Be it Web 2.0 – the current version of the internet that we know and use – or Web 3.0 – the decentralized internet that we are gradually transitioning to, the need for interoperability will always take center stage.
In the Web 2.0 realm, it is now easy to browse and interact with content from several different platforms, servers, and locations. Each of these content sources often links out to other websites, images, videos, and whatnot – effectively interconnecting the vast ecosystem.
But when it comes to Web 3.0, you won’t necessarily find a similar degree of connectivity, at least for now. This is because the current blockchain ecosystem is highly fragmented: hundreds of standalone blockchains, dozens of sidechains, hubs, and bridges are working in siloed environments with their respective captive user communities.
Because each blockchain serves a specific purpose, catering to a specific audience and facilitating related use cases, they aren’t able to communicate with each other. Hence, Web 3.0 solutions built atop these blockchains will ultimately exist in large siloes unless the situation is remediated.
Fortunately, a solution has been formulated: omnichain interoperability. But before we delve into the specifics of omnichain interoperability, let’s take a look at the current scenario.
Cross-Chain Technology Only Solves Half Of The Problem
We are still in the early days of blockchain ecosystem development. Accordingly, several components that power interoperability across the Web 2.0 ecosystem, such as APIs (application programming interfaces) that allow standalone applications (and programs) to communicate with each other, are still under development.
Recent advances in blockchain technology have unlocked several new use cases that will lay the foundation of a fully interoperable Web 3.0 ecosystem. As enterprises, large-scale corporations, startups, and the general public began adopting blockchain technology, developers quickly realized that no single blockchain protocol could achieve optimal efficiency while remaining in complete exclusivity.
To address the problem of blockchain interoperability, developers introduced cross-chain technology to enable the seamless transfer of data and value between individual blockchains without any intermediary. This means that all blockchains that share similar network features can transfer data and value between each other.
As an emerging mechanism, cross-chain technology has a long way to go to support meaningful blockchain interoperability. In today’s paradigm, cross-chain interoperability can be achieved three ways:
Sidechains – Also known as layer-2 platforms, sidechains have their own consensus mechanism, tokens, and security parameters. Most sidechains support their own specific use cases. Examples: Polkadot, Cosmos.

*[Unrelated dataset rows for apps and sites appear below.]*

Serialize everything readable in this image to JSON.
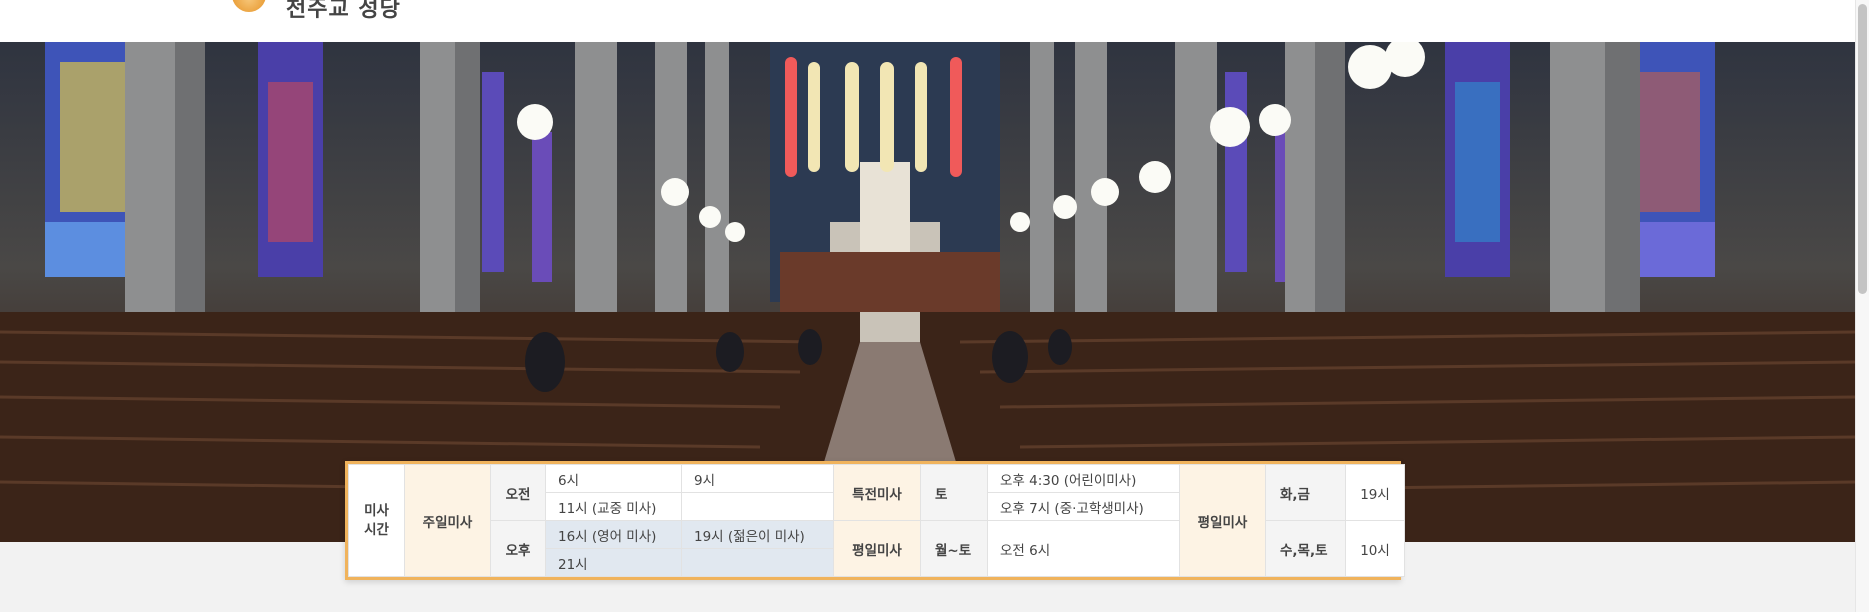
{
  "header": {
    "logo_text": "천주교 성당"
  },
  "mass_schedule": {
    "title": "미사\n시간",
    "sunday": {
      "label": "주일미사",
      "am_label": "오전",
      "pm_label": "오후",
      "am_times": [
        "6시",
        "9시",
        "11시 (교중 미사)",
        ""
      ],
      "pm_times": [
        "16시 (영어 미사)",
        "19시 (젊은이 미사)",
        "21시",
        ""
      ]
    },
    "special": {
      "label": "특전미사",
      "day": "토",
      "times": [
        "오후 4:30 (어린이미사)",
        "오후 7시 (중·고학생미사)"
      ]
    },
    "weekday": {
      "label": "평일미사",
      "day": "월~토",
      "time": "오전 6시"
    },
    "weekday_right": {
      "label": "평일미사",
      "rows": [
        {
          "days": "화,금",
          "time": "19시"
        },
        {
          "days": "수,목,토",
          "time": "10시"
        }
      ]
    }
  },
  "colors": {
    "accent_border": "#f0b35c",
    "cream": "#fdf3e4",
    "blue_cell": "#e1e8f0"
  }
}
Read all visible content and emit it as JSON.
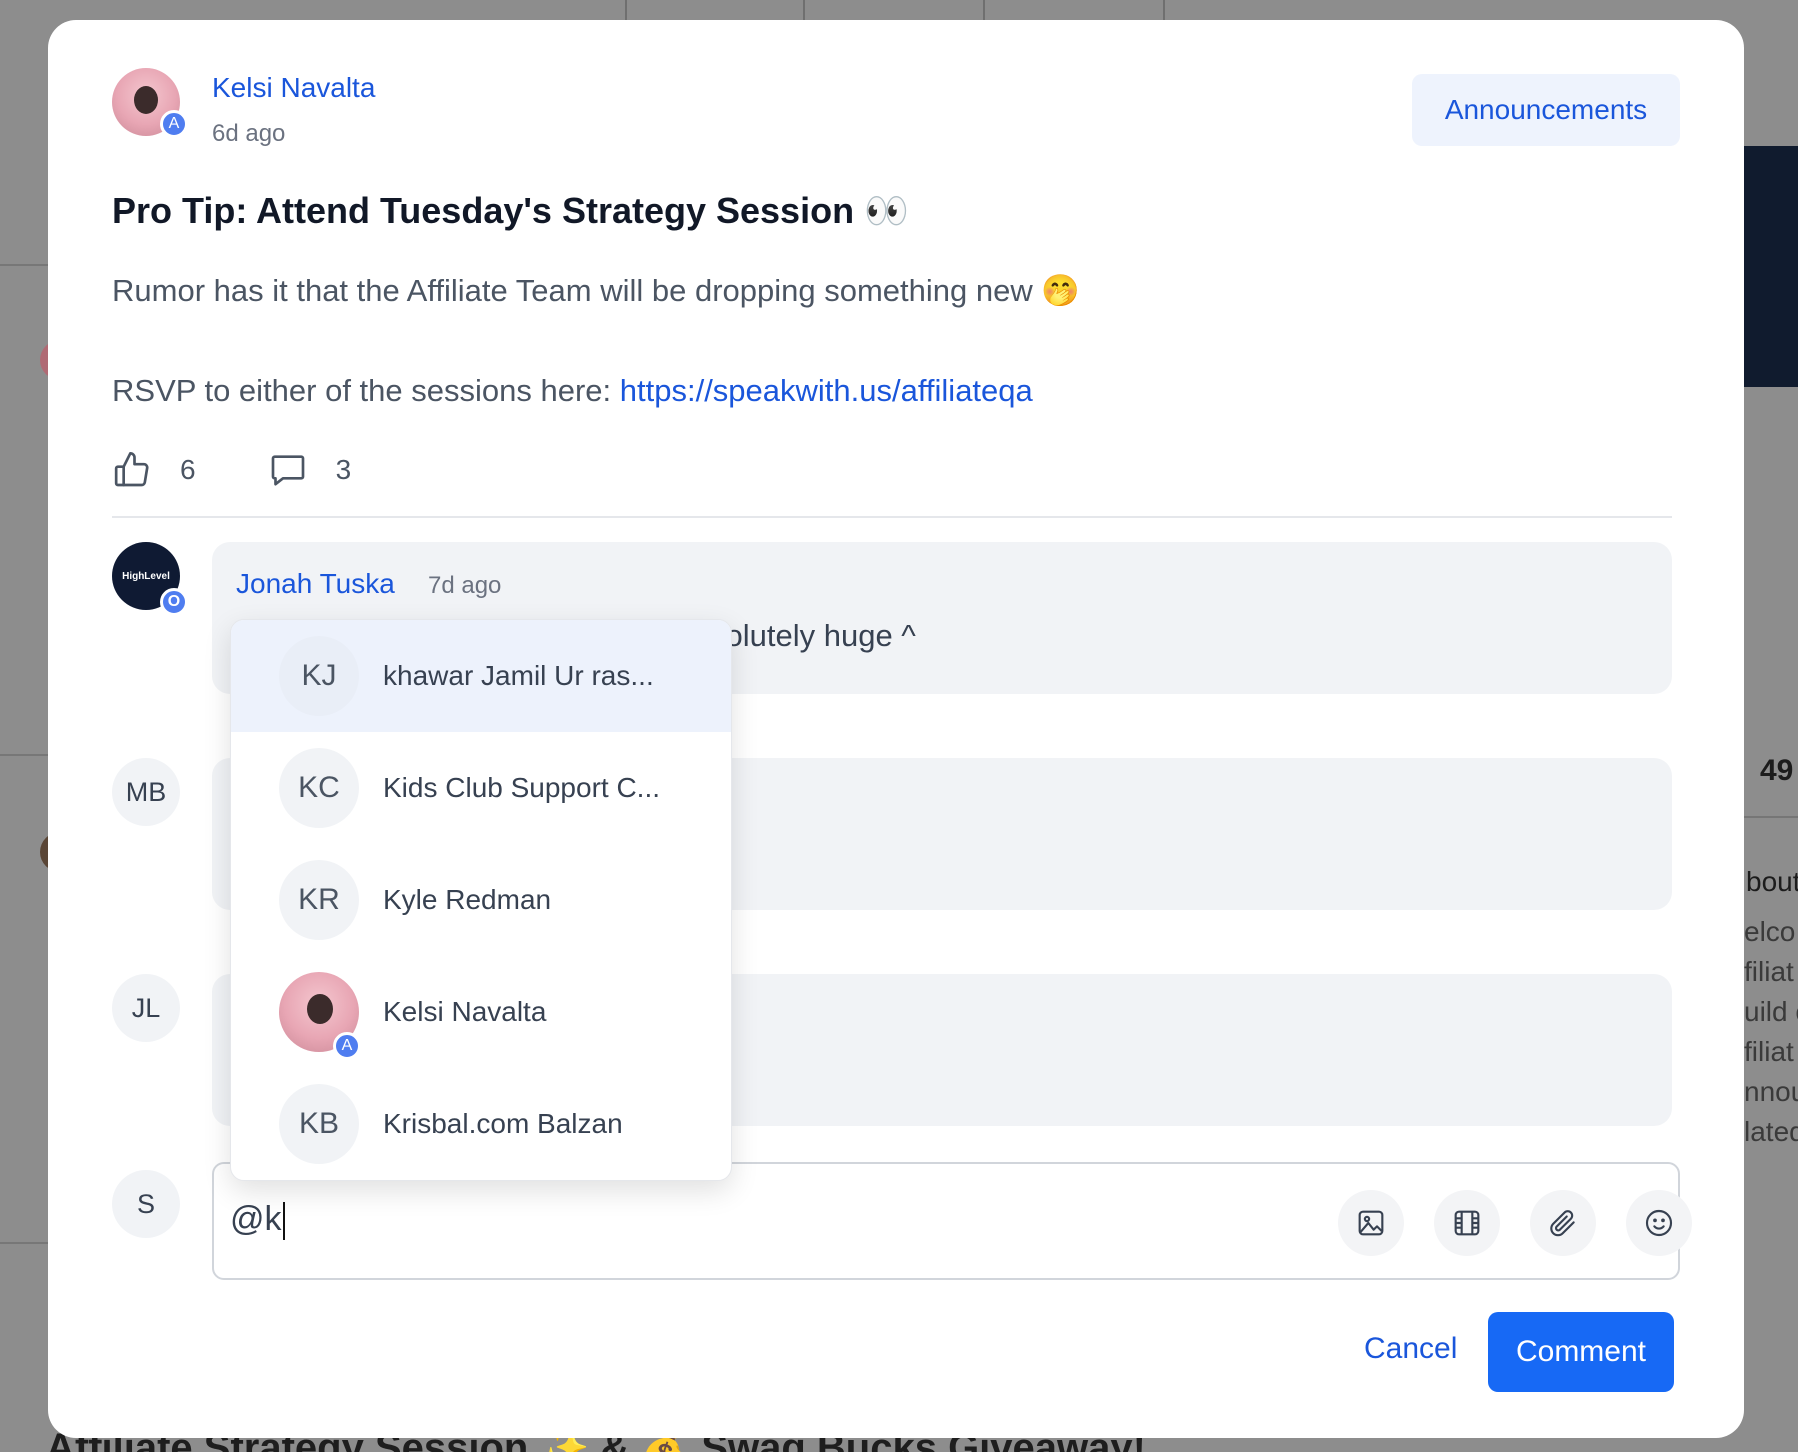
{
  "background": {
    "side_number": "49",
    "side_heading": "bout",
    "side_lines": [
      "elco",
      "filiat",
      "uild c",
      "filiat",
      "nnou",
      "lated"
    ],
    "bottom_title": "Affiliate Strategy Session ✨ & 💰 Swag Bucks Giveaway!"
  },
  "post": {
    "author": "Kelsi Navalta",
    "author_badge": "A",
    "time": "6d ago",
    "category": "Announcements",
    "title": "Pro Tip: Attend Tuesday's Strategy Session 👀",
    "body_line1": "Rumor has it that the Affiliate Team will be dropping something new 🤭",
    "body_line2_prefix": "RSVP to either of the sessions here: ",
    "body_link": "https://speakwith.us/affiliateqa",
    "likes": "6",
    "comments": "3"
  },
  "comments": [
    {
      "avatar_text": "HighLevel",
      "badge": "O",
      "name": "Jonah Tuska",
      "time": "7d ago",
      "text": "colutely huge ^"
    },
    {
      "avatar_text": "MB"
    },
    {
      "avatar_text": "JL"
    }
  ],
  "composer": {
    "user_initial": "S",
    "text": "@k",
    "tools": [
      "image-icon",
      "video-icon",
      "paperclip-icon",
      "emoji-icon"
    ]
  },
  "buttons": {
    "cancel": "Cancel",
    "comment": "Comment"
  },
  "mentions": [
    {
      "initials": "KJ",
      "name": "khawar Jamil Ur ras...",
      "active": true
    },
    {
      "initials": "KC",
      "name": "Kids Club Support C..."
    },
    {
      "initials": "KR",
      "name": "Kyle Redman"
    },
    {
      "initials": "",
      "badge": "A",
      "name": "Kelsi Navalta",
      "photo": true
    },
    {
      "initials": "KB",
      "name": "Krisbal.com Balzan"
    }
  ],
  "colors": {
    "accent": "#1a56db",
    "primary_button": "#1769f5",
    "badge": "#4f7df0"
  }
}
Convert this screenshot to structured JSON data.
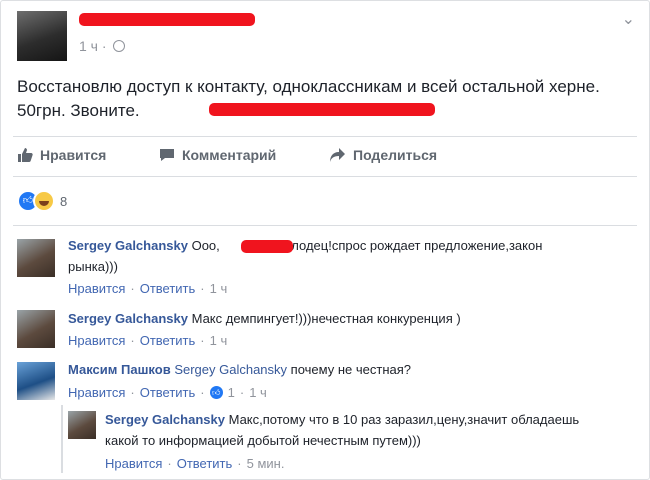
{
  "post": {
    "time": "1 ч",
    "text_main": "Восстановлю доступ к контакту, одноклассникам и всей остальной херне. 50грн. Звоните.",
    "actions": {
      "like": "Нравится",
      "comment": "Комментарий",
      "share": "Поделиться"
    },
    "reaction_count": "8"
  },
  "comments": [
    {
      "name": "Sergey Galchansky",
      "text_before": "Ооо,",
      "text_after": " молодец!спрос рождает предложение,закон рынка)))",
      "like": "Нравится",
      "reply": "Ответить",
      "time": "1 ч"
    },
    {
      "name": "Sergey Galchansky",
      "text": "Макс демпингует!)))нечестная конкуренция )",
      "like": "Нравится",
      "reply": "Ответить",
      "time": "1 ч"
    },
    {
      "name": "Максим Пашков",
      "tag": "Sergey Galchansky",
      "text": "почему не честная?",
      "like": "Нравится",
      "reply": "Ответить",
      "likes": "1",
      "time": "1 ч"
    }
  ],
  "reply": {
    "name": "Sergey Galchansky",
    "text": "Макс,потому что в 10 раз заразил,цену,значит обладаешь какой то информацией добытой нечестным путем)))",
    "like": "Нравится",
    "reply": "Ответить",
    "time": "5 мин."
  },
  "sep": "·"
}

Oracles – In the context of interoperability, oracles play the role of connecting on-chain data with off-chain applications. They work across multiple blockchain platforms, thus contributing toward interoperability. Examples: Chainlink, API3.
Bridges and swaps – In this process, tokens of one network are locked, and then an identical asset is minted on the other network and sent to the original requestor. Swaps, also known as atomic swaps, allow users to exchange tokens from different networks through a decentralized platform. Both bridges and swaps facilitate the cross-chain transfer of value.
That said, while cross-chain technology has solved the interoperability dilemma to a huge extent, it only works for blockchains (and the ecosystems built atop them) that share similar network features. For instance, cross-chain technology will work if someone wants to transfer data between Ethereum and any other EVM (Ethereum Virtual Machine)-compatible chain, but it won’t work if someone wants to transfer data between the Bitcoin and Ethereum blockchains (since both are standalone chains and share no similar network features).
The Future Is Omnichain
Given the current challenges and the growing demand for multi-chain DeFi and NFT solutions, partly driven by Ethereum’s ongoing headaches (high gas fees and slow transaction speeds), developers and users are actively seeking better alternatives.
Since cross-chain technology is largely focused on Ethereum and other EVM-compatible chains, it won’t be of much help in an expansive Web 3.0 ecosystem that consists of thousands of decentralized applications (dApps), protocols, and metaverses – each on different blockchain networks. Up and coming projects are focusing on developing solutions to facilitate a multi-chain ecosystem by bringing together data, value (liquidity), and users from fragmented and individual blockchains by leveraging the omnichain interoperability protocol.
Omnichain interoperability unlocks cross-chain composability, thereby uniting all of the dApps residing atop disparate blockchain networks. It goes beyond the existing cross-chain interoperability standards by bringing together all EVM-compatible and non-EVM chains to build an interconnected multi-chain ecosystem of dApps and DeFi protocols and support new use cases like multi-chain decentralized exchanges (DEXs), multi-chain lending, yield farming, and multi-chain NFTs.
The more the underlying technology evolves, the more the connectivity between isolated ecosystems will increase. By extension, as connectivity increases, the user experience and engagement across the Web 3.0 ecosystem of blockchain gaming, NFTs, DeFi, and other primitives improve in kind.
This article was originally posted on FX Empire